━━━━━ Records for this exercise ━━━━━

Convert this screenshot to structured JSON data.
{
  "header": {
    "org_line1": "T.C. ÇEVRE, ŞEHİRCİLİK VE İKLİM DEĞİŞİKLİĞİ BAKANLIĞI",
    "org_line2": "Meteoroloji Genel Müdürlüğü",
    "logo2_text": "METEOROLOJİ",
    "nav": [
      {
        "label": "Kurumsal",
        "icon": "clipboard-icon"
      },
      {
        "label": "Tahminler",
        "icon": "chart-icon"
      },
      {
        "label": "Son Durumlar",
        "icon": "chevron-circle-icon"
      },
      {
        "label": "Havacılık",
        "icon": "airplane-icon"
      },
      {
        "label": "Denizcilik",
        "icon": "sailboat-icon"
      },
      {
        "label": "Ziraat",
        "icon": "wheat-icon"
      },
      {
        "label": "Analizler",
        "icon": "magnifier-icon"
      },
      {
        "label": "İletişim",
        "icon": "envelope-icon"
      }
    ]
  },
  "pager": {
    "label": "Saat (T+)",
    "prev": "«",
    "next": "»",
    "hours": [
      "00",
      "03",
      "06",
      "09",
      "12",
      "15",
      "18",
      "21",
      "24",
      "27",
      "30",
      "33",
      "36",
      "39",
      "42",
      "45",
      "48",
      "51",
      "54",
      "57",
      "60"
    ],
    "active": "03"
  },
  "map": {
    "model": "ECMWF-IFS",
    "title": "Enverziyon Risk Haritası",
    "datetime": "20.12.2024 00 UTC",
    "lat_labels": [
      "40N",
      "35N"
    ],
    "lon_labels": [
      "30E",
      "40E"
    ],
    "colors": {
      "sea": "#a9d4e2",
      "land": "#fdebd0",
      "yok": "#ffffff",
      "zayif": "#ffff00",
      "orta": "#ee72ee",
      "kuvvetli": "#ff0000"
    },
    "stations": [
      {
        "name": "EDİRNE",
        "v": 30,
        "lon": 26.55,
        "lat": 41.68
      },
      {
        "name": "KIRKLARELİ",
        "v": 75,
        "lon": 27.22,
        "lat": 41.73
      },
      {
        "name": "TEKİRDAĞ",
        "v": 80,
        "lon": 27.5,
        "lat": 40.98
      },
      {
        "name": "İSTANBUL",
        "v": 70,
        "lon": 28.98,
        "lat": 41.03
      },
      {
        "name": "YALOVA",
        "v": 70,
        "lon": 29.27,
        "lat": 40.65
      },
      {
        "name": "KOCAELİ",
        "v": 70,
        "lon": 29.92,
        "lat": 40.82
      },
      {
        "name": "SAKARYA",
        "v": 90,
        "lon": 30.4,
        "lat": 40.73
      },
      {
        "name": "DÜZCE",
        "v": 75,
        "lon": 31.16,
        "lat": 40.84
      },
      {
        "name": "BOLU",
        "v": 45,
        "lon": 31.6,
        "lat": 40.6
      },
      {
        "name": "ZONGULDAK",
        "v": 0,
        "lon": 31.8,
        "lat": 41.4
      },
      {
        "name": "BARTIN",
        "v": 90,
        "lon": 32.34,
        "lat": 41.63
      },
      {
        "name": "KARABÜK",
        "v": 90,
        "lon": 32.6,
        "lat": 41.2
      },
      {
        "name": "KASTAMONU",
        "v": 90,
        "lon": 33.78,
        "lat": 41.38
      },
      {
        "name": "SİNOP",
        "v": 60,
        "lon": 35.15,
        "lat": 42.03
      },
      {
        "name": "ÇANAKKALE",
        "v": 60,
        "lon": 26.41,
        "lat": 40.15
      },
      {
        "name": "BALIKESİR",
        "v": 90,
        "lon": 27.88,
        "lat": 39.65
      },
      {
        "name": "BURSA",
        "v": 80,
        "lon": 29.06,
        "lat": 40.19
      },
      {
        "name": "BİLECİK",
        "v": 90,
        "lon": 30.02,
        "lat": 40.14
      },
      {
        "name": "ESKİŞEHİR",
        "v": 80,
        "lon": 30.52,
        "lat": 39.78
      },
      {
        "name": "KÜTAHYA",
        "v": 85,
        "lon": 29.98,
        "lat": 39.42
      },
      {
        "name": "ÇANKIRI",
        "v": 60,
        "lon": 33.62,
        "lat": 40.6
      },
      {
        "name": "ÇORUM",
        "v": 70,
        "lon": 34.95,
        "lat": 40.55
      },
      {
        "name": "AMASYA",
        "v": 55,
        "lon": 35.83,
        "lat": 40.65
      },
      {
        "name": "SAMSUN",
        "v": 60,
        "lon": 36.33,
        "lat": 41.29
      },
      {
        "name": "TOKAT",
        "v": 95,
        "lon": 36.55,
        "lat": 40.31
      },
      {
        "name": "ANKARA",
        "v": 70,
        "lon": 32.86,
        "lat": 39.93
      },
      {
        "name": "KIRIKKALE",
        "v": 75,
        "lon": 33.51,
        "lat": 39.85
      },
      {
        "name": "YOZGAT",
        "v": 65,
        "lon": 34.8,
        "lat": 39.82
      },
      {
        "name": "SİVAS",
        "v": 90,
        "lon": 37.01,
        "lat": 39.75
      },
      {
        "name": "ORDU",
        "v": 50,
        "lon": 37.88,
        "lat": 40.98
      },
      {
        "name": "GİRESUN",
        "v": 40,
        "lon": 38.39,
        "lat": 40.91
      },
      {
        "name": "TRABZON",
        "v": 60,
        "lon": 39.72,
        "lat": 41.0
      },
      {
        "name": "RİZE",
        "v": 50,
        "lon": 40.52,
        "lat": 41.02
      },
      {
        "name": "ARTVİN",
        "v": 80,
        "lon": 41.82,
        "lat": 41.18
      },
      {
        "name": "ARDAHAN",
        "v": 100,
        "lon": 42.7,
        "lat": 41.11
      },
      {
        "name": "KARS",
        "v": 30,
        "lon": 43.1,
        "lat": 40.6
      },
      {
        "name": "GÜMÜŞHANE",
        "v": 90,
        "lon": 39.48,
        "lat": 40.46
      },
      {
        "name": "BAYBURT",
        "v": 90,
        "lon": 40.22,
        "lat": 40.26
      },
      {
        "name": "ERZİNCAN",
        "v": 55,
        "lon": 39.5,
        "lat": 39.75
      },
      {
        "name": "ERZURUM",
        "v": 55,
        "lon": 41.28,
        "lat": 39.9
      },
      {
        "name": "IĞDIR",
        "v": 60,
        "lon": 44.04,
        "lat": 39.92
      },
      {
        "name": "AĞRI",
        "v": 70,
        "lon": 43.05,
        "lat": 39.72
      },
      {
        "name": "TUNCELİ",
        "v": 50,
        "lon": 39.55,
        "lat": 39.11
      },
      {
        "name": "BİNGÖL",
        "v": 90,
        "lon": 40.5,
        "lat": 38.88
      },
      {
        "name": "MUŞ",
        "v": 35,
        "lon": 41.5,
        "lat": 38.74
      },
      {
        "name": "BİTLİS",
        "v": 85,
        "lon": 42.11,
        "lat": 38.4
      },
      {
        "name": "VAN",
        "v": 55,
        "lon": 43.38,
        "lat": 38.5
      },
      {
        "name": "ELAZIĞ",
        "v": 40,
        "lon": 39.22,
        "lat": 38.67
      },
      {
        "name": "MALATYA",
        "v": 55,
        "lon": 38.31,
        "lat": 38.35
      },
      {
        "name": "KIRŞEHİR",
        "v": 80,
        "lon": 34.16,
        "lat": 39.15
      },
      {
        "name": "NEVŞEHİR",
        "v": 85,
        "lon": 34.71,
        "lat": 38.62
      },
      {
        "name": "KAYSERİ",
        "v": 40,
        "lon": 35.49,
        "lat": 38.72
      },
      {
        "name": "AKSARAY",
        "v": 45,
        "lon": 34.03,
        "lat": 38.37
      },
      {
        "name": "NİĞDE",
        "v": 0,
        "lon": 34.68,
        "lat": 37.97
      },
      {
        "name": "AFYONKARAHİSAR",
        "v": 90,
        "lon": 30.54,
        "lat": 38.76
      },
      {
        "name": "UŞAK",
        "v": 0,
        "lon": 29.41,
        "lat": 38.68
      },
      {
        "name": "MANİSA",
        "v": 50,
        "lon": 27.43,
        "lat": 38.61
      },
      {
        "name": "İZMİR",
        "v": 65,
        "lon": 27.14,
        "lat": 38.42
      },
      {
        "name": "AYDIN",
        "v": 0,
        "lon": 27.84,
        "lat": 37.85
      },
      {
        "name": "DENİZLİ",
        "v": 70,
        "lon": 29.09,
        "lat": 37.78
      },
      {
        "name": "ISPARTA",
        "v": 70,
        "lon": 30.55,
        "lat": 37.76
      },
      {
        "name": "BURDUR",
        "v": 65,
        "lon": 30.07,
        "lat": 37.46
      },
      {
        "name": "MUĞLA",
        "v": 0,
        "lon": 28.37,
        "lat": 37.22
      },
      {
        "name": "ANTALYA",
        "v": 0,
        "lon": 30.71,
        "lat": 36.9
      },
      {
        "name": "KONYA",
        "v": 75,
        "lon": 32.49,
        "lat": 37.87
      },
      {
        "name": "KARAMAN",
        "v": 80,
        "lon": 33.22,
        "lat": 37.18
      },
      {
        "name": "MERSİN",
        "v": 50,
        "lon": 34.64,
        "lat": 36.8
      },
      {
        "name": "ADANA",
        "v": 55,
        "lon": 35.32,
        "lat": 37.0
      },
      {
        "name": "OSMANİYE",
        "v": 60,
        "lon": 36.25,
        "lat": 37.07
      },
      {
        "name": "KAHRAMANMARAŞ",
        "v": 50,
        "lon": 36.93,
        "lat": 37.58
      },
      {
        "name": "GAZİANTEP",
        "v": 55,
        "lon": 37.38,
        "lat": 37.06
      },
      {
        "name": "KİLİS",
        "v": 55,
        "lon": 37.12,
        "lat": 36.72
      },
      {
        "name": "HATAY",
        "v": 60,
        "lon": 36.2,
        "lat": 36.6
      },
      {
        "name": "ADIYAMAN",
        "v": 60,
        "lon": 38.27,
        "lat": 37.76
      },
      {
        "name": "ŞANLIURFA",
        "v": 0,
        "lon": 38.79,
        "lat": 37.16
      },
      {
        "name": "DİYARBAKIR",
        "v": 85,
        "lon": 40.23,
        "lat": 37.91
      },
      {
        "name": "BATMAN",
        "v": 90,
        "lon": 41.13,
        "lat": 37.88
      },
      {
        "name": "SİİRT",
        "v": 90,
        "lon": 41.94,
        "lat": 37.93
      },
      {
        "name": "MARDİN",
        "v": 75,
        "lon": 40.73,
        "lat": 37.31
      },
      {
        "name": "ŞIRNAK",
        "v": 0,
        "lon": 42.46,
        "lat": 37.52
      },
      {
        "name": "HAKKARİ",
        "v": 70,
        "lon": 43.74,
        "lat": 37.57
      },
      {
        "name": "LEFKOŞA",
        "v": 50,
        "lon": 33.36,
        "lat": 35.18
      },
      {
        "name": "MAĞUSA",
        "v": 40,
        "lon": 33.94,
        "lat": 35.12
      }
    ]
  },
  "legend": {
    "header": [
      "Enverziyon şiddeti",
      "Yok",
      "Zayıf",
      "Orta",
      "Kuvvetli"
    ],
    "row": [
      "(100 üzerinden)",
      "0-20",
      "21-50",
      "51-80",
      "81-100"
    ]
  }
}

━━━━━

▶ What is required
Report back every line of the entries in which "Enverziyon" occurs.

▶ Reply to the task
    "title": "Enverziyon Risk Haritası",
      "Enverziyon şiddeti",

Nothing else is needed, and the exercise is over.